You can easily check on the ATOL website (Atol.org.uk). The Civil Aviation Authority issues lists of the firms that haven’t had their ATOLs renewed by the set date. They’re split into two groups, so you can see which firms have applied but not been relicensed and which aren’t seeking renewal. You can find the two lists by clicking on ‘trade information’ on the left-hand menu, then into the link ‘more about March renewals’. There are updates as firms have their licences renewed late. Or to check on any particular firm, enter its name in the ‘ATOL tour operator search’ box on the ATOL home page.
Most firms who have applied are ‘not renewed’ for technical reasons, such as they haven’t supplied the renewal information or a bond; sometimes it’s more serious. For obvious reasons, the CAA can’t say why a firm is on the list. But you should tell clients that until a firm has had its licence renewed it cannot legally accept an ATOL booking, or even a balance due on a holiday already booked, so you must avoid dealing with them on licensable business. If the delay is more than a couple of days, you should ask the firm concerned whether and when it expects to be relicensed.
I’m looking to expand my business and I’m not sure what the necessary steps are to raise money for business improvements. What are the potential pitfalls and what sort of repayments should I be looking to commit to?
Consider how much money is required, what you wish to spend it on in order of priority, and what financial benefits each element of that expenditure will bring. Commit this information to paper and then ensure the period over which the new revenues will repay any new lending is reasonable from a business point of view. The shorter this period and the longer the lifespan of any assets purchased, the better. Avoid the assets becoming obsolete before you have finished paying for them.

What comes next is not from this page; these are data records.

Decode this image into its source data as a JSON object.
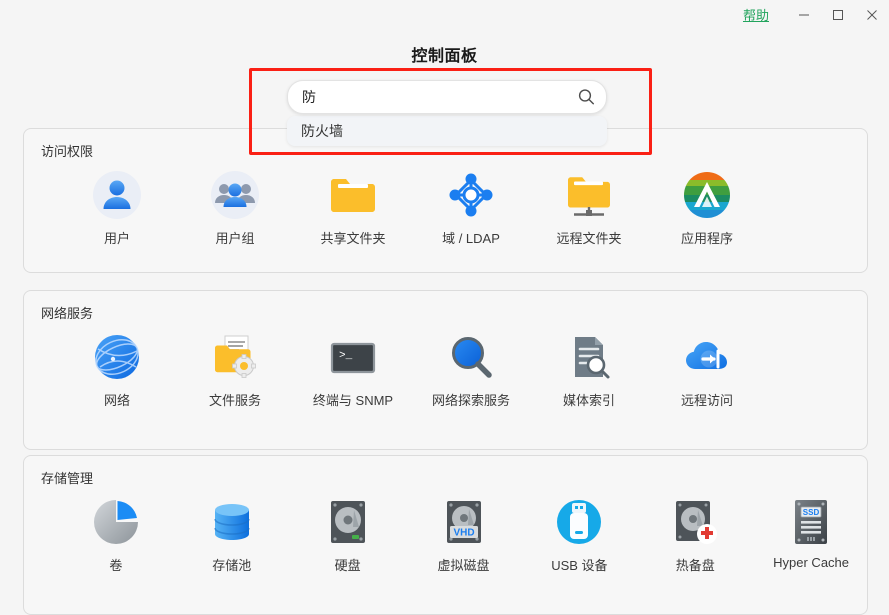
{
  "window": {
    "help_label": "帮助",
    "minimize_icon": "minimize-icon",
    "maximize_icon": "maximize-icon",
    "close_icon": "close-icon"
  },
  "page": {
    "title": "控制面板"
  },
  "search": {
    "value": "防",
    "placeholder": "",
    "icon": "search-icon",
    "suggestions": [
      {
        "label": "防火墙"
      }
    ]
  },
  "annotation": {
    "color": "#fa2015"
  },
  "sections": [
    {
      "title": "访问权限",
      "items": [
        {
          "label": "用户",
          "icon": "user-icon"
        },
        {
          "label": "用户组",
          "icon": "user-group-icon"
        },
        {
          "label": "共享文件夹",
          "icon": "shared-folder-icon"
        },
        {
          "label": "域 / LDAP",
          "icon": "domain-ldap-icon"
        },
        {
          "label": "远程文件夹",
          "icon": "remote-folder-icon"
        },
        {
          "label": "应用程序",
          "icon": "app-center-icon"
        }
      ]
    },
    {
      "title": "网络服务",
      "items": [
        {
          "label": "网络",
          "icon": "network-globe-icon"
        },
        {
          "label": "文件服务",
          "icon": "file-service-icon"
        },
        {
          "label": "终端与 SNMP",
          "icon": "terminal-snmp-icon"
        },
        {
          "label": "网络探索服务",
          "icon": "network-discovery-icon"
        },
        {
          "label": "媒体索引",
          "icon": "media-index-icon"
        },
        {
          "label": "远程访问",
          "icon": "remote-access-icon"
        }
      ]
    },
    {
      "title": "存储管理",
      "items": [
        {
          "label": "卷",
          "icon": "volume-pie-icon"
        },
        {
          "label": "存储池",
          "icon": "storage-pool-icon"
        },
        {
          "label": "硬盘",
          "icon": "hard-disk-icon"
        },
        {
          "label": "虚拟磁盘",
          "icon": "virtual-disk-icon"
        },
        {
          "label": "USB 设备",
          "icon": "usb-device-icon"
        },
        {
          "label": "热备盘",
          "icon": "hot-spare-icon"
        },
        {
          "label": "Hyper Cache",
          "icon": "hyper-cache-icon"
        }
      ]
    }
  ],
  "colors": {
    "accent_blue": "#1b7ef0",
    "folder_yellow": "#fbbe2b",
    "help_green": "#22a45d",
    "annotation_red": "#fa2015",
    "panel_bg": "#f7f7f7",
    "page_bg": "#f5f5f5"
  }
}
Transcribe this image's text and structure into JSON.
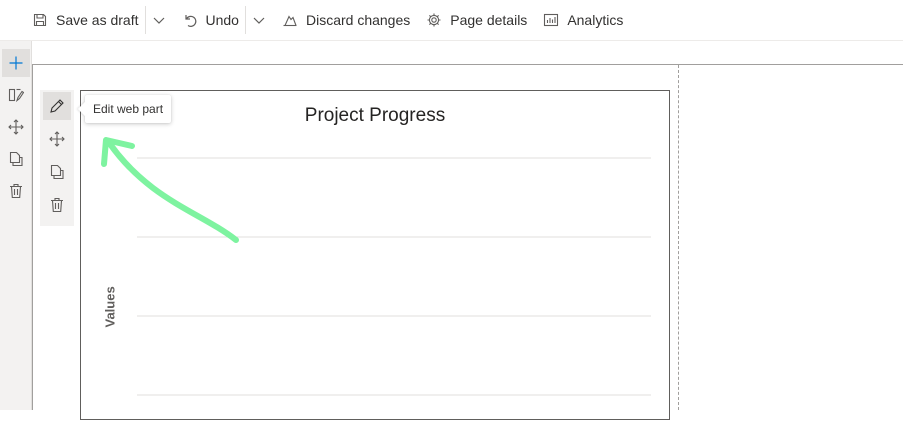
{
  "toolbar": {
    "save_label": "Save as draft",
    "undo_label": "Undo",
    "discard_label": "Discard changes",
    "page_details_label": "Page details",
    "analytics_label": "Analytics"
  },
  "rail": {
    "items": [
      {
        "name": "add-section",
        "icon": "plus-icon"
      },
      {
        "name": "edit-section",
        "icon": "section-edit-icon"
      },
      {
        "name": "move-section",
        "icon": "move-icon"
      },
      {
        "name": "duplicate-section",
        "icon": "copy-icon"
      },
      {
        "name": "delete-section",
        "icon": "trash-icon"
      }
    ]
  },
  "webpart_toolbar": {
    "items": [
      {
        "name": "edit",
        "icon": "pencil-icon"
      },
      {
        "name": "move",
        "icon": "move-icon"
      },
      {
        "name": "duplicate",
        "icon": "copy-icon"
      },
      {
        "name": "delete",
        "icon": "trash-icon"
      }
    ],
    "tooltip": "Edit web part"
  },
  "chart_data": {
    "type": "bar",
    "title": "Project Progress",
    "xlabel": "",
    "ylabel": "Values",
    "grid": true,
    "gridline_count": 4,
    "categories": [],
    "values": []
  },
  "colors": {
    "accent": "#0078d4",
    "annotation": "#7ef3a0",
    "rail_bg": "#f3f2f1",
    "gridline": "#e1dfdd"
  }
}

Look at your cashflow revenues and expenditure and work out how much you can afford to repay each month. Capital expenditure is not generally suitable for funding via a working capital overdraft and should instead be funded via a regularly reducing loan or asset finance such as leasing or hire purchase contracts. If bank funding is required then approach your bank manager in good time, and be prepared to share your financial calculations and assumptions in detail. Be enthusiastic and realistic – if you aren’t then the bank is unlikely to be.
The monthly repayments should be affordable along with your other commitments and should allow some margin of safety for a slight downturn in business or unexpected outside factors. If things don’t go to plan, advise your lender at an early stage and work with them to find a solution rather than letting the situation get out of hand.